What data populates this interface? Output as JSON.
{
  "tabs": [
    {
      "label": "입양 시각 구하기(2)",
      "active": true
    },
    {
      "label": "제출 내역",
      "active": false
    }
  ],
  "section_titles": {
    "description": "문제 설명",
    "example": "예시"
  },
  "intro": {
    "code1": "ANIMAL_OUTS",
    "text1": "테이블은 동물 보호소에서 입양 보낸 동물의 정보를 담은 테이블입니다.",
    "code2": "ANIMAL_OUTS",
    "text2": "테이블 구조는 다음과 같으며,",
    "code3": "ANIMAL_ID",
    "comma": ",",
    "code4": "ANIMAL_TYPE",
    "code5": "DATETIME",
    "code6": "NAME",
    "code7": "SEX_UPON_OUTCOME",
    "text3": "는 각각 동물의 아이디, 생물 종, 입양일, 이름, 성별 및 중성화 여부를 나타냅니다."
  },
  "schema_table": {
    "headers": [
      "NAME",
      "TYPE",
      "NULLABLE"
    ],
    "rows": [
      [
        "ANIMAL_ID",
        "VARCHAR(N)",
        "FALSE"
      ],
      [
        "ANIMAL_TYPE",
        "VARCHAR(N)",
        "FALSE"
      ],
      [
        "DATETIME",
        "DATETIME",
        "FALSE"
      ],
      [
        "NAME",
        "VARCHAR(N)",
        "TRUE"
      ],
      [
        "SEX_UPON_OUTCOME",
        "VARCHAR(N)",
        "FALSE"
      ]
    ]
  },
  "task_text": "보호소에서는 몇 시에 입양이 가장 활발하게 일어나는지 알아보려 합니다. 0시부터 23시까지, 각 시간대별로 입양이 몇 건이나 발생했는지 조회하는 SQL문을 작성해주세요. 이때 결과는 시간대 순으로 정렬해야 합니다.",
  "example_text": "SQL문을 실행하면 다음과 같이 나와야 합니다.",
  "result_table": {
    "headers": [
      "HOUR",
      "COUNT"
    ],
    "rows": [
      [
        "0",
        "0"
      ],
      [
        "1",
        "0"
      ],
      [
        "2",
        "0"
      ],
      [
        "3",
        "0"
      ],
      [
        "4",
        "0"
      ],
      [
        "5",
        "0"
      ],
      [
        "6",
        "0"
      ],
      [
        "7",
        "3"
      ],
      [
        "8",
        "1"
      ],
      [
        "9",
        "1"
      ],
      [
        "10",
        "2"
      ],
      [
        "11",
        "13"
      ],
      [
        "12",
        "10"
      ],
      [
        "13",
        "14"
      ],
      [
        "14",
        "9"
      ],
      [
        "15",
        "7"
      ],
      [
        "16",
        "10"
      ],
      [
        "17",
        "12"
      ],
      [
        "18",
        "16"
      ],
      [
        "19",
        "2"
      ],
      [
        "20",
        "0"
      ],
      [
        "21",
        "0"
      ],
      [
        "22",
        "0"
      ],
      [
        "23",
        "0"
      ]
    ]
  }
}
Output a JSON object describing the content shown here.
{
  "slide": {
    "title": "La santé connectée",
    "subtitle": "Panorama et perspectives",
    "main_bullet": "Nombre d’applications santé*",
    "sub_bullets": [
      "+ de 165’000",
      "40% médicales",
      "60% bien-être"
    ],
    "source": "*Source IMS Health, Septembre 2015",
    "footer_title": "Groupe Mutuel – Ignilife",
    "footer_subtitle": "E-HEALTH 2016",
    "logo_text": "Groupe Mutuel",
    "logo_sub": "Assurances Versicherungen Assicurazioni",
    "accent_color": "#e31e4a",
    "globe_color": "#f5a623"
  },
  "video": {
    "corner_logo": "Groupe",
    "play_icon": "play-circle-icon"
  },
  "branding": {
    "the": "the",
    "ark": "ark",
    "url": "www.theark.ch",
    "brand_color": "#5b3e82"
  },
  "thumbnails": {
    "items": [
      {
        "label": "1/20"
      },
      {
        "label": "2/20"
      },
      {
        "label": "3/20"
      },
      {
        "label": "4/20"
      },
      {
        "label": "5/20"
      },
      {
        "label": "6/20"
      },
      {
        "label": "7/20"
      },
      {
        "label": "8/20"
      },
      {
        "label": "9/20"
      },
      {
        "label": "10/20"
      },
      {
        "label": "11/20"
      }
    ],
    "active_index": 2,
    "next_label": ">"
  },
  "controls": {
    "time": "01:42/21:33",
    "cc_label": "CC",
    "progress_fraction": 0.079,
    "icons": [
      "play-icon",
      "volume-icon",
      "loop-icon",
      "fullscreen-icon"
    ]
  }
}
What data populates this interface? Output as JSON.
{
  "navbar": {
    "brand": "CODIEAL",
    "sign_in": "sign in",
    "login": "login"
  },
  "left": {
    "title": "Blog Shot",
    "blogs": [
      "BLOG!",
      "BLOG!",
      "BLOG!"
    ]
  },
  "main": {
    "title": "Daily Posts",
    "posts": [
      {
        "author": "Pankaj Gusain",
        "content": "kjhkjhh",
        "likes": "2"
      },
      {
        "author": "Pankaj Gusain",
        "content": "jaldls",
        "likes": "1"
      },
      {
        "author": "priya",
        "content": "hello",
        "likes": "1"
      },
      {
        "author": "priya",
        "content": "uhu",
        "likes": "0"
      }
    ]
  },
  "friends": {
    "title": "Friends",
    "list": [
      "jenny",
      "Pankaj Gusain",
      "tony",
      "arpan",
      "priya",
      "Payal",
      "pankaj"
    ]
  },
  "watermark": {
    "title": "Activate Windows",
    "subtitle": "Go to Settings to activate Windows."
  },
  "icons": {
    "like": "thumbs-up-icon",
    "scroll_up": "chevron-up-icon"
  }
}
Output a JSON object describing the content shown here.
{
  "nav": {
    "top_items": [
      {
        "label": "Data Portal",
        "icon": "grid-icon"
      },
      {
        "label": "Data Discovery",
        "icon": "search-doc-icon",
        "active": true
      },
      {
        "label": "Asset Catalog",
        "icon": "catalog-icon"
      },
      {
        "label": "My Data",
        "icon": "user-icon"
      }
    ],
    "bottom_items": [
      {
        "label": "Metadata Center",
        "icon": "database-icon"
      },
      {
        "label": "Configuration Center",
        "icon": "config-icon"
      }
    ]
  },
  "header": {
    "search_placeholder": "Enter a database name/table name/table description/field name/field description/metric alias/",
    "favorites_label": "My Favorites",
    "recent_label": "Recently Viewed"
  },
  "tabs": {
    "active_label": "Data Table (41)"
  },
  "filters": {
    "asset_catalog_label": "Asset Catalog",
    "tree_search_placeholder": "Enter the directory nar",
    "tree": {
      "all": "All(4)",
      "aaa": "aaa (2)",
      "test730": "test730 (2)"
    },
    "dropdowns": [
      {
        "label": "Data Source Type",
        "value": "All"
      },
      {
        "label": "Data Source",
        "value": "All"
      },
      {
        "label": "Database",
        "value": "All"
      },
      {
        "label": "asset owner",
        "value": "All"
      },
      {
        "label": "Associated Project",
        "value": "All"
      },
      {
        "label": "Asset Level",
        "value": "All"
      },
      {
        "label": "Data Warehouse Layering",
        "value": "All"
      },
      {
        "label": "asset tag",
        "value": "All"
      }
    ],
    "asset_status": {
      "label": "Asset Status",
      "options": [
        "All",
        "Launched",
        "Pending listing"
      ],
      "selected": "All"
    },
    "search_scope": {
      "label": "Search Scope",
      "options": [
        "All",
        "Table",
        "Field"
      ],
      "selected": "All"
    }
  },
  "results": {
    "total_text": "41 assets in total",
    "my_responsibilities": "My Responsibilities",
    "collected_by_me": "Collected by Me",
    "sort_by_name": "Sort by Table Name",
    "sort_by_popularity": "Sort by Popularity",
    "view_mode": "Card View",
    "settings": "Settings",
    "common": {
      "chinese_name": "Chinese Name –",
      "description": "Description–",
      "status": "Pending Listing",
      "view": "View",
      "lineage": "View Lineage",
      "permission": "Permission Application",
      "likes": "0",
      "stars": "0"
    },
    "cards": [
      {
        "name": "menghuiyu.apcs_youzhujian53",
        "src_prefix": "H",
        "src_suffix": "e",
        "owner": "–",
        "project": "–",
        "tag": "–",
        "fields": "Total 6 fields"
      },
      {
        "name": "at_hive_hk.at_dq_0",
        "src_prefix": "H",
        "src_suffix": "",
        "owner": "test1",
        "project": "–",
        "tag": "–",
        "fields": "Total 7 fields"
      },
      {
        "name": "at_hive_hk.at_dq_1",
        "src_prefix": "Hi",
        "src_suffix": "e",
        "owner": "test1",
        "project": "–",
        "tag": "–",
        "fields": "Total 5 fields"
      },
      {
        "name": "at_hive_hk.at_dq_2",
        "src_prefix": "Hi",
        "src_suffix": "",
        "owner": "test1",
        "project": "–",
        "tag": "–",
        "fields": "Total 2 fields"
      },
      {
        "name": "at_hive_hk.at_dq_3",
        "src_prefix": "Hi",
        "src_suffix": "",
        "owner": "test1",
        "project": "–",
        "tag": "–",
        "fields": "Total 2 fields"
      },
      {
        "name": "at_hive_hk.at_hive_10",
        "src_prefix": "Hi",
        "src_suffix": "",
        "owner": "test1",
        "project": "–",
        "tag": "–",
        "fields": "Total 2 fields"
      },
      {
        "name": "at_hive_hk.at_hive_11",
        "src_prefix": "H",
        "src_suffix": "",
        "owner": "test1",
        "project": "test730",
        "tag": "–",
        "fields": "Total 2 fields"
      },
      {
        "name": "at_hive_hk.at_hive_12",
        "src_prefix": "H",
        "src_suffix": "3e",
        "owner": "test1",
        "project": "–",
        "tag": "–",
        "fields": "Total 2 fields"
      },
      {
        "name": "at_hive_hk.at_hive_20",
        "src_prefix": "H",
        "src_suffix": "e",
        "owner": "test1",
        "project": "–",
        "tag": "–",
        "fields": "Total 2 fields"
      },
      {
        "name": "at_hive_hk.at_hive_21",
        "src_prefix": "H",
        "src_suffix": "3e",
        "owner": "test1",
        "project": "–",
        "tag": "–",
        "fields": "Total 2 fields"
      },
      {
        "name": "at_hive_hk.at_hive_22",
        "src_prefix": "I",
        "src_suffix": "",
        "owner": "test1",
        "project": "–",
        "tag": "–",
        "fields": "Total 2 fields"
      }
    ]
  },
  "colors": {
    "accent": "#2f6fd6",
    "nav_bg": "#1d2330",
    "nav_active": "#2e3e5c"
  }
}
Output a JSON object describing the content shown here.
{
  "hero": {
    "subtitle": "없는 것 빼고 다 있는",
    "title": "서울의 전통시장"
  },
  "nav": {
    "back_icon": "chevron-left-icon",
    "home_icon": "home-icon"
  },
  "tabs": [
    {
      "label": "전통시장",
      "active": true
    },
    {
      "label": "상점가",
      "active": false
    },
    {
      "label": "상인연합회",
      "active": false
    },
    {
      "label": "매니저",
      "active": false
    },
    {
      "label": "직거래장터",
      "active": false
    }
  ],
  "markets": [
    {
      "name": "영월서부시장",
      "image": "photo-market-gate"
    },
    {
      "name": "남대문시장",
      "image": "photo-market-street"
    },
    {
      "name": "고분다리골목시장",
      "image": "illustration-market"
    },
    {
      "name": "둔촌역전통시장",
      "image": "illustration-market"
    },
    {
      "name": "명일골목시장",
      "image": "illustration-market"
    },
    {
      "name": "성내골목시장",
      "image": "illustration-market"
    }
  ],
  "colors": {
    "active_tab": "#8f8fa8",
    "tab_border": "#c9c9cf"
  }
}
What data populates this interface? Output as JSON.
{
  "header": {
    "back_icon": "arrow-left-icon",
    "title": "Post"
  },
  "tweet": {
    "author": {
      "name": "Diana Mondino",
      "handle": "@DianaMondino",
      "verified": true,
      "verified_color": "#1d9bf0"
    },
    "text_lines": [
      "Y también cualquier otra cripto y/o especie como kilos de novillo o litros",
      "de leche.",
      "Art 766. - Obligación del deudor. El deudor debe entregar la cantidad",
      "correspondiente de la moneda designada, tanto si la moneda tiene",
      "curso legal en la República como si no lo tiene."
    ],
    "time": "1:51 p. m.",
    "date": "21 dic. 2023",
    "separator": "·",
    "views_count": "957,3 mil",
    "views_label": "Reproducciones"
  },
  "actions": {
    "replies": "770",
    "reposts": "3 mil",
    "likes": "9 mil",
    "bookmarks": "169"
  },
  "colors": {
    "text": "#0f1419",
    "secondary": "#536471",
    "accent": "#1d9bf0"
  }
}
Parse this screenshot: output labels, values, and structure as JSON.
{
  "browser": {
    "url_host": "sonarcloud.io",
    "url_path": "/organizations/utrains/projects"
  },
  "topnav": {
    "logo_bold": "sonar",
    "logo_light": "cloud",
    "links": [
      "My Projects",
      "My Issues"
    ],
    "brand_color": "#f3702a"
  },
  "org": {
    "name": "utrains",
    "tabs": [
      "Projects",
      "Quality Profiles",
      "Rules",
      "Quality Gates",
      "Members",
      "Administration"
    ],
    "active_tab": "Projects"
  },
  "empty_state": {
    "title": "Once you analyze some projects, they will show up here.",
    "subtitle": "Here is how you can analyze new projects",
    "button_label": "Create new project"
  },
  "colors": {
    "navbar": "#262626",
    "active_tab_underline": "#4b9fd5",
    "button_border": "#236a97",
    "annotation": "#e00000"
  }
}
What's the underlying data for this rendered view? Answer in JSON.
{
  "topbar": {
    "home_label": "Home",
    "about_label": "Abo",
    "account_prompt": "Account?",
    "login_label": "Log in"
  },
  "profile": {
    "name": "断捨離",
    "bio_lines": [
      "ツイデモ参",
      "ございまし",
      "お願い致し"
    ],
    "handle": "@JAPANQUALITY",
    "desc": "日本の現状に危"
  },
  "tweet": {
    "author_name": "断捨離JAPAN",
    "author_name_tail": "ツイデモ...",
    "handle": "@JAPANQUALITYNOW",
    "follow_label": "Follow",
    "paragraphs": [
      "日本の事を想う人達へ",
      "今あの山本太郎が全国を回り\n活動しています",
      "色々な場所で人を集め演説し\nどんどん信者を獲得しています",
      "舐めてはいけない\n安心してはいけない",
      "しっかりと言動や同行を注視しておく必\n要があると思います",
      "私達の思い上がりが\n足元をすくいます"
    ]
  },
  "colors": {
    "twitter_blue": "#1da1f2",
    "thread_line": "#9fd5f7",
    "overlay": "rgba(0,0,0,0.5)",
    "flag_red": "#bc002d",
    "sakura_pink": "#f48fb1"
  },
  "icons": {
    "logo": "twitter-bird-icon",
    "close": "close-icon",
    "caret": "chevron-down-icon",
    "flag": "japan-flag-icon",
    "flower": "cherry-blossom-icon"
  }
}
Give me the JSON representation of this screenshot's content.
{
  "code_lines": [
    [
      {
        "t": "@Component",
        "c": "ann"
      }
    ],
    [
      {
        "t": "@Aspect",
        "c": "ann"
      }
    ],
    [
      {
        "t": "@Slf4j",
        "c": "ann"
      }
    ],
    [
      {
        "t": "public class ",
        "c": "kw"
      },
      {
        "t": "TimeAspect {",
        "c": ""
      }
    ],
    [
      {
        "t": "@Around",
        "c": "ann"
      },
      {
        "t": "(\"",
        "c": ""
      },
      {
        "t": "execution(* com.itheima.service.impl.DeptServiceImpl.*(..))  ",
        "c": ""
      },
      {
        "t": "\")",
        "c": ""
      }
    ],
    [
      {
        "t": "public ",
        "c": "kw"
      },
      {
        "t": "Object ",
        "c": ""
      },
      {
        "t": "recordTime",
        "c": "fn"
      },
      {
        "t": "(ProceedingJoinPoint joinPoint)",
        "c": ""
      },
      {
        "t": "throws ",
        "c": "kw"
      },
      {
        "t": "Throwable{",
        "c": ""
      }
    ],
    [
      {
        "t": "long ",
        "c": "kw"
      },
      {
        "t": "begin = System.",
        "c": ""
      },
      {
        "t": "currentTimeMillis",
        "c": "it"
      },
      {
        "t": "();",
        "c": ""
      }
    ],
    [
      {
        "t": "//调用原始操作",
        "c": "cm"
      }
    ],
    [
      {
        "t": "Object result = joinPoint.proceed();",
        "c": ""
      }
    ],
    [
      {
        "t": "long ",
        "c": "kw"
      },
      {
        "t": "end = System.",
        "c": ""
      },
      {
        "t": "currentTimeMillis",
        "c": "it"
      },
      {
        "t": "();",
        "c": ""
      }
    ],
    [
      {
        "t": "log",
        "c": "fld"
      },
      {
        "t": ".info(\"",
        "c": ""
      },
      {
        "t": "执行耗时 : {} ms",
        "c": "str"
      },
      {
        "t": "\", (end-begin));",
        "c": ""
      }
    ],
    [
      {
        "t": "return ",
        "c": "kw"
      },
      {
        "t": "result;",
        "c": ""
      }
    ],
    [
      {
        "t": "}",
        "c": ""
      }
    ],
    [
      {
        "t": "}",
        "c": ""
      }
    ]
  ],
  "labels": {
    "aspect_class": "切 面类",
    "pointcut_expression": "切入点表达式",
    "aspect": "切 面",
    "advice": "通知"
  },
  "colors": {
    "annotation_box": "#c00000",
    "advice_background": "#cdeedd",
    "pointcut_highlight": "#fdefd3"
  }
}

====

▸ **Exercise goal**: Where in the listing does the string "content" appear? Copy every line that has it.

▸ **Solution to this exercise**:
Output a JSON object describing the content shown here.
        "content": "kjhkjhh",
        "content": "jaldls",
        "content": "hello",
        "content": "uhu",
Output a JSON object describing the content shown here.
Output a JSON object describing the content shown here.
Give me the JSON representation of this screenshot's content.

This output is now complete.